The county commissioners authorized a $150,000 federal aviation grant application, and the grant will pay 95 percent of the costs to purchase, install and connect two 12,000-gallon tanks to the airport system. The new tanks will bring jet fuel storage capacity to 36,000 gallons.

The Federal Aviation Administration will pay the bulk of the costs. The county's 2.5 percent share will be $3,948, officials said. The Maryland Aviation Administration will pay the remaining $3,947.

Jet fuel sales, which generate revenue for the county, have increased 50 percent this fiscal year to more than 600,000 gallons. The 2005 fiscal year ends June 30, county officials said

The airport on Route 97 north of Westminster has two 12,000-gallon fuel tanks, one for jet fuel and another for the aviation gas used by smaller planes. Sales of aviation gas have declined slightly, probably in response to increased fuel costs, and no more storage capacity is needed, officials said.

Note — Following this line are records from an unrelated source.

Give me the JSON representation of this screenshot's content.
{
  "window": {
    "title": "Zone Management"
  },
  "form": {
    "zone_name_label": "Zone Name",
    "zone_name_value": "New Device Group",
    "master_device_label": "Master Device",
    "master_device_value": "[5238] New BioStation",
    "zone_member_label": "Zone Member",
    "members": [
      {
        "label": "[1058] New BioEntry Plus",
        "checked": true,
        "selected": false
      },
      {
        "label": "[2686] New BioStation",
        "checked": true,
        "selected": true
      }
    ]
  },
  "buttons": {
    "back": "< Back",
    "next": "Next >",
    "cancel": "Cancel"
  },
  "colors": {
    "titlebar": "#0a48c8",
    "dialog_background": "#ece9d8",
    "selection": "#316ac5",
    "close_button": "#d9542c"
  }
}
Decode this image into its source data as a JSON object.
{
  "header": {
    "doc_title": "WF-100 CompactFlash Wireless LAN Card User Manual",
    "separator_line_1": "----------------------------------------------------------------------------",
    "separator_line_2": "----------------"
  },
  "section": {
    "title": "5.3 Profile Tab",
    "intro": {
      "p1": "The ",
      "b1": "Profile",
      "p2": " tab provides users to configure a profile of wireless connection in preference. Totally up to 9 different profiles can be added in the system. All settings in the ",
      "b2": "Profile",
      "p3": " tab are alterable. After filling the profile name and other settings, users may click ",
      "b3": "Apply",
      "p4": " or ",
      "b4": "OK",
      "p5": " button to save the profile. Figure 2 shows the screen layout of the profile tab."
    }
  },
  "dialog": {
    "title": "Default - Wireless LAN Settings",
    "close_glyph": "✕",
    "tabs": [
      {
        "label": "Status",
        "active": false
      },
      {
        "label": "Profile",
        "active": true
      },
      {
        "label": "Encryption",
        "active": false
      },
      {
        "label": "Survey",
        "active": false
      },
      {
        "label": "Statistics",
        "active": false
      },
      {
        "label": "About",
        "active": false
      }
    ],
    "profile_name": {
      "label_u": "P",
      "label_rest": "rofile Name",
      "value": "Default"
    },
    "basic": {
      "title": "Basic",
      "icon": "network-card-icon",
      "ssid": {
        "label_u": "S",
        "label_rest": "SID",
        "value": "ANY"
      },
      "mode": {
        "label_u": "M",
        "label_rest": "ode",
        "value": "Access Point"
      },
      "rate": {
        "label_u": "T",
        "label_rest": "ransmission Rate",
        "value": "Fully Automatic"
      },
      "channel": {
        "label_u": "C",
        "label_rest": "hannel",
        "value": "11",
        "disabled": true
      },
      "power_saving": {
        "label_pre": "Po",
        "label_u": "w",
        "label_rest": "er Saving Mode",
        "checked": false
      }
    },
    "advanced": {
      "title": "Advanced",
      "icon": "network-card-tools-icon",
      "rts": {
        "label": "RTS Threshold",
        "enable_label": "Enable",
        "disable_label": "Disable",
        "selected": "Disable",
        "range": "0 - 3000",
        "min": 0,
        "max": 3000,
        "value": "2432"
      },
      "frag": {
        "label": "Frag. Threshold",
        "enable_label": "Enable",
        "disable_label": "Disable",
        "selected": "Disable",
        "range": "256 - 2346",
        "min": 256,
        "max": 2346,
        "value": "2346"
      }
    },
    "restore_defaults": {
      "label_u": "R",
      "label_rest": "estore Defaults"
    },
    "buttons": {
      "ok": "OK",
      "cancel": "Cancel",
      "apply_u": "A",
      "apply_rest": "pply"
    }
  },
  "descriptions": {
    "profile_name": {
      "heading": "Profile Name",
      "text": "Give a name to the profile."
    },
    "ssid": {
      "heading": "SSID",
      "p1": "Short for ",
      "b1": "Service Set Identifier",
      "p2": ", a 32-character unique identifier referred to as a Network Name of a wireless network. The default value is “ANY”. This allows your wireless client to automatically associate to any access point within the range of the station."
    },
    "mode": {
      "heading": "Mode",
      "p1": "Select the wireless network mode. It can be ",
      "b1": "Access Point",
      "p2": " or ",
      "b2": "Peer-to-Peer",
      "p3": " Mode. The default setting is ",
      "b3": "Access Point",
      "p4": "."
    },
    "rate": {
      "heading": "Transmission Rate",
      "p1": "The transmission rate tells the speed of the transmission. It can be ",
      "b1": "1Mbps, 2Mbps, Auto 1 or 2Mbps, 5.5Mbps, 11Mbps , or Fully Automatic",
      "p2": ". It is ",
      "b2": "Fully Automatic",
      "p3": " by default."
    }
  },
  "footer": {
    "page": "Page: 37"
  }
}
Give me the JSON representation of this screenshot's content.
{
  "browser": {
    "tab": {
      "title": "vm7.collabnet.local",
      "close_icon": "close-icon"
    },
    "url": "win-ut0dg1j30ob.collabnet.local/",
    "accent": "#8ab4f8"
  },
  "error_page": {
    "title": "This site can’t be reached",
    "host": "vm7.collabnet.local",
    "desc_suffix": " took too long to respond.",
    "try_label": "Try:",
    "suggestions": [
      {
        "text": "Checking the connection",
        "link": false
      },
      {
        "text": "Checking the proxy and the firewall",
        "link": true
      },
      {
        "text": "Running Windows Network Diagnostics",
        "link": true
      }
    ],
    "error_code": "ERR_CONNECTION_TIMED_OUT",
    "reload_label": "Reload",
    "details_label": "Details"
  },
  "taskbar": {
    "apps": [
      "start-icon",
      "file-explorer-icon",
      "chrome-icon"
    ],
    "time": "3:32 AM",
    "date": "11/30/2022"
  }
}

"Small planes are reacting to the increases in fuel costs more than the corporate guys," said Gary Horst, who supervises the airport as administrator of the county's Office of Performance Auditing and Special Projects. "Jet gas sales have soared. We used to get three loads delivered a month and now we are getting two or three a week."

Several 8,000-gallon tanker trucks deliver the jet fuel each week to keep the single tank filled.

"Our main concern is that we don't run out of fuel," Horst said. "We definitely need additional storage."

- Mary Gail Hare


39 high school students win good-citizenship scholarships

The American Students Fund, a Lutherville-based nonprofit organization that promotes good citizenship among teens, has awarded $40,000 in scholarships to 39 students at Dunbar High School in Baltimore and Randallstown and Woodlawn high schools in Baltimore County.

In January, students at the three schools developed a list of 13 important character traits, such as responsibility, respect and courage, to represent the 13 victims who died in the 1999 shootings at Columbine High School in Littleton, Colo. The scholarships were awarded to students who exhibit the traits chosen by their peers.

The money will be divided among 13 students from each of the three schools. All will receive $1,000 except for Christopher Roberts of Woodlawn High, who will receive $2,000 for his responsibility and determination.

- Sara Neufeld

Copyright © 2019, The Baltimore Sun, a Baltimore Sun Media Group publication | Place an Ad